#### Try it:
Where the string "state" occurs in a line of the entries below, copy that line.

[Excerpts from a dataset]
□ □ □ □ □
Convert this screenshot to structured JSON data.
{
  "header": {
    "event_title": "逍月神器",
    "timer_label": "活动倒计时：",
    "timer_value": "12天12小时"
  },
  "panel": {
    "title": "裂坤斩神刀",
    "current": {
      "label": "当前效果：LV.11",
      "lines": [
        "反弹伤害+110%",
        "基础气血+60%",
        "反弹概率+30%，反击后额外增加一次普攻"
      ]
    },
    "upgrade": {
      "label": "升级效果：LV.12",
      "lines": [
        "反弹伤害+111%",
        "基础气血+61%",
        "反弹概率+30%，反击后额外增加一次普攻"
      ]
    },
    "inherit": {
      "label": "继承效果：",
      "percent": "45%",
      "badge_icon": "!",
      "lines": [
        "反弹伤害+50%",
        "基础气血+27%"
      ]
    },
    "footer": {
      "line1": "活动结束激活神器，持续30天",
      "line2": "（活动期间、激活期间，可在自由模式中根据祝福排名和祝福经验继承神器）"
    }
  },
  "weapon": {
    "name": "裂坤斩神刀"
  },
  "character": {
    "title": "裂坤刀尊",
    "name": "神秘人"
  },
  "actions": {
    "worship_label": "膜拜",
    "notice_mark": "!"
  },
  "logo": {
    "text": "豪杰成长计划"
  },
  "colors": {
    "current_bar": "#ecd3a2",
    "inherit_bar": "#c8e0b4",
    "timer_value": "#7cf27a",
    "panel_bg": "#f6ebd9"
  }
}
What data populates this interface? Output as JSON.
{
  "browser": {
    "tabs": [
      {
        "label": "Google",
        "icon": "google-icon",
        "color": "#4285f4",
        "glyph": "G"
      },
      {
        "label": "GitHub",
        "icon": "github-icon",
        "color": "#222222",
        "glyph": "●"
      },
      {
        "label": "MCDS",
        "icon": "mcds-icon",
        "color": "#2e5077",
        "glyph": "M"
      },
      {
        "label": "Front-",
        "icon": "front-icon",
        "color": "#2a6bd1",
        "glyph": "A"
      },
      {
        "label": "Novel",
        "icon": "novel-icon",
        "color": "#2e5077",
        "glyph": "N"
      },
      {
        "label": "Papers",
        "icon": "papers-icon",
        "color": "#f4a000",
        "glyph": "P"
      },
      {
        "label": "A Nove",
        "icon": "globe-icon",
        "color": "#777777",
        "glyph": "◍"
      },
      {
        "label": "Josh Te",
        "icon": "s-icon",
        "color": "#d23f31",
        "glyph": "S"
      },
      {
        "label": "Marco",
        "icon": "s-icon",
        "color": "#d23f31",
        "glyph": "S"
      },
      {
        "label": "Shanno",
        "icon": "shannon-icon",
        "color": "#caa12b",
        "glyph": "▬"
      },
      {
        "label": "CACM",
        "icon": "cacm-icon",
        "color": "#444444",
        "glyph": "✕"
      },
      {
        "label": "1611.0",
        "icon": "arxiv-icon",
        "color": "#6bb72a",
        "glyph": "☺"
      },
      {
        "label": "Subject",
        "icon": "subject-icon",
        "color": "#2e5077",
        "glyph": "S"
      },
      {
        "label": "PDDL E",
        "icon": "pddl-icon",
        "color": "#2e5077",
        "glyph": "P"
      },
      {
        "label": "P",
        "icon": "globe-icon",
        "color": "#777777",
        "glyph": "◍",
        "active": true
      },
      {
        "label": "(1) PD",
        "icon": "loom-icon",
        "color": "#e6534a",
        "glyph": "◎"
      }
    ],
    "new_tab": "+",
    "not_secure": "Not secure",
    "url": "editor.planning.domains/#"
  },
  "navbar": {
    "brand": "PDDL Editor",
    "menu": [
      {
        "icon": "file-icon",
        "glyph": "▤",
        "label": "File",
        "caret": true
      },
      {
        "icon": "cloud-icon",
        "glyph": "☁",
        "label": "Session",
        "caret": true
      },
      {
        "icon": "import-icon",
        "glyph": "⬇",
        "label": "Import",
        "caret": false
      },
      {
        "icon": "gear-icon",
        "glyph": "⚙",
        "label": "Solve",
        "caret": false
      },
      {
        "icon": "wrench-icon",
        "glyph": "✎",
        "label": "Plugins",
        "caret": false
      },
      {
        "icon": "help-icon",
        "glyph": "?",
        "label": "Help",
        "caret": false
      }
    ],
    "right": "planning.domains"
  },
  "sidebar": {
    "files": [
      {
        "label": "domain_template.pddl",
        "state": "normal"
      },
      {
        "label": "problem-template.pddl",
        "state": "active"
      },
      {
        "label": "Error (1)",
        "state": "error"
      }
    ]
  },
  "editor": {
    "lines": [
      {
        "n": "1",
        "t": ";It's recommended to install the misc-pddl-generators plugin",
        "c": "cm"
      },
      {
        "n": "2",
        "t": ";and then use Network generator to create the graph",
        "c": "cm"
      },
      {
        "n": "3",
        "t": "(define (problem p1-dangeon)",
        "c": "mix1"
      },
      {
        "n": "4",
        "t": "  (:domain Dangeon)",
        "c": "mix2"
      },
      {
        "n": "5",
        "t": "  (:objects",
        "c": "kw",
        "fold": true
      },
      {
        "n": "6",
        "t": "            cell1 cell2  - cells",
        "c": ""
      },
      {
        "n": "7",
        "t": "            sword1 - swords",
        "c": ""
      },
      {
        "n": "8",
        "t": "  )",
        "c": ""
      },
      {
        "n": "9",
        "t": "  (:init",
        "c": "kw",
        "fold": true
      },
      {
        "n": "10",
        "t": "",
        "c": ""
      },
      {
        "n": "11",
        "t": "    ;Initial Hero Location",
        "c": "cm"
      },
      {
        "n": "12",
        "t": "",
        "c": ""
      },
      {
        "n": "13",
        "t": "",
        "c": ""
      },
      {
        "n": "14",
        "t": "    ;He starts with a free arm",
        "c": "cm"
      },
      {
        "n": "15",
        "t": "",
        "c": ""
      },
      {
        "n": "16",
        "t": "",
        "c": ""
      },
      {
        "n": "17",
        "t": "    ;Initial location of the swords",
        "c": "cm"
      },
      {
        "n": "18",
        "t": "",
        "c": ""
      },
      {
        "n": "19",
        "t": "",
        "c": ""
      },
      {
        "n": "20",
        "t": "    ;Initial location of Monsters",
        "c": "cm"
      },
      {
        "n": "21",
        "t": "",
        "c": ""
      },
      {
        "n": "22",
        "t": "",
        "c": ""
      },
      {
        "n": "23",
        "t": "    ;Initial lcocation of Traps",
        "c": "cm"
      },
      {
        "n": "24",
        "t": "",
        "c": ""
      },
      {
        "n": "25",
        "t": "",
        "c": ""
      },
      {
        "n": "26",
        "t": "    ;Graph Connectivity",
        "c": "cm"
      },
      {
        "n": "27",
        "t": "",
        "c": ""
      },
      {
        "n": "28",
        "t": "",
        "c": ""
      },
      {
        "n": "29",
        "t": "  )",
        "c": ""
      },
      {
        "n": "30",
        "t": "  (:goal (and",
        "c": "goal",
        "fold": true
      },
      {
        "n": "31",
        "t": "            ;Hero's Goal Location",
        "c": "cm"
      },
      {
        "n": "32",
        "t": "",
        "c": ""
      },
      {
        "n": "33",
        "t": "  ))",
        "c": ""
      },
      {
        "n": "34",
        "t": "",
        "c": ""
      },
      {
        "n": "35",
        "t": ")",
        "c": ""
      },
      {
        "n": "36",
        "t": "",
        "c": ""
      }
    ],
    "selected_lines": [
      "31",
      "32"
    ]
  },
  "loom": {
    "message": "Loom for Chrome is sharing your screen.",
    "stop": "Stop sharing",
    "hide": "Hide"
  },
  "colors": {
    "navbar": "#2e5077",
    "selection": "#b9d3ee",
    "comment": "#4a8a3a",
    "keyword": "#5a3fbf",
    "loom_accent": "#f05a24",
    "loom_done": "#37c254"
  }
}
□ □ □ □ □
#### The answer:
        "state": "normal"
        "state": "active"
        "state": "error"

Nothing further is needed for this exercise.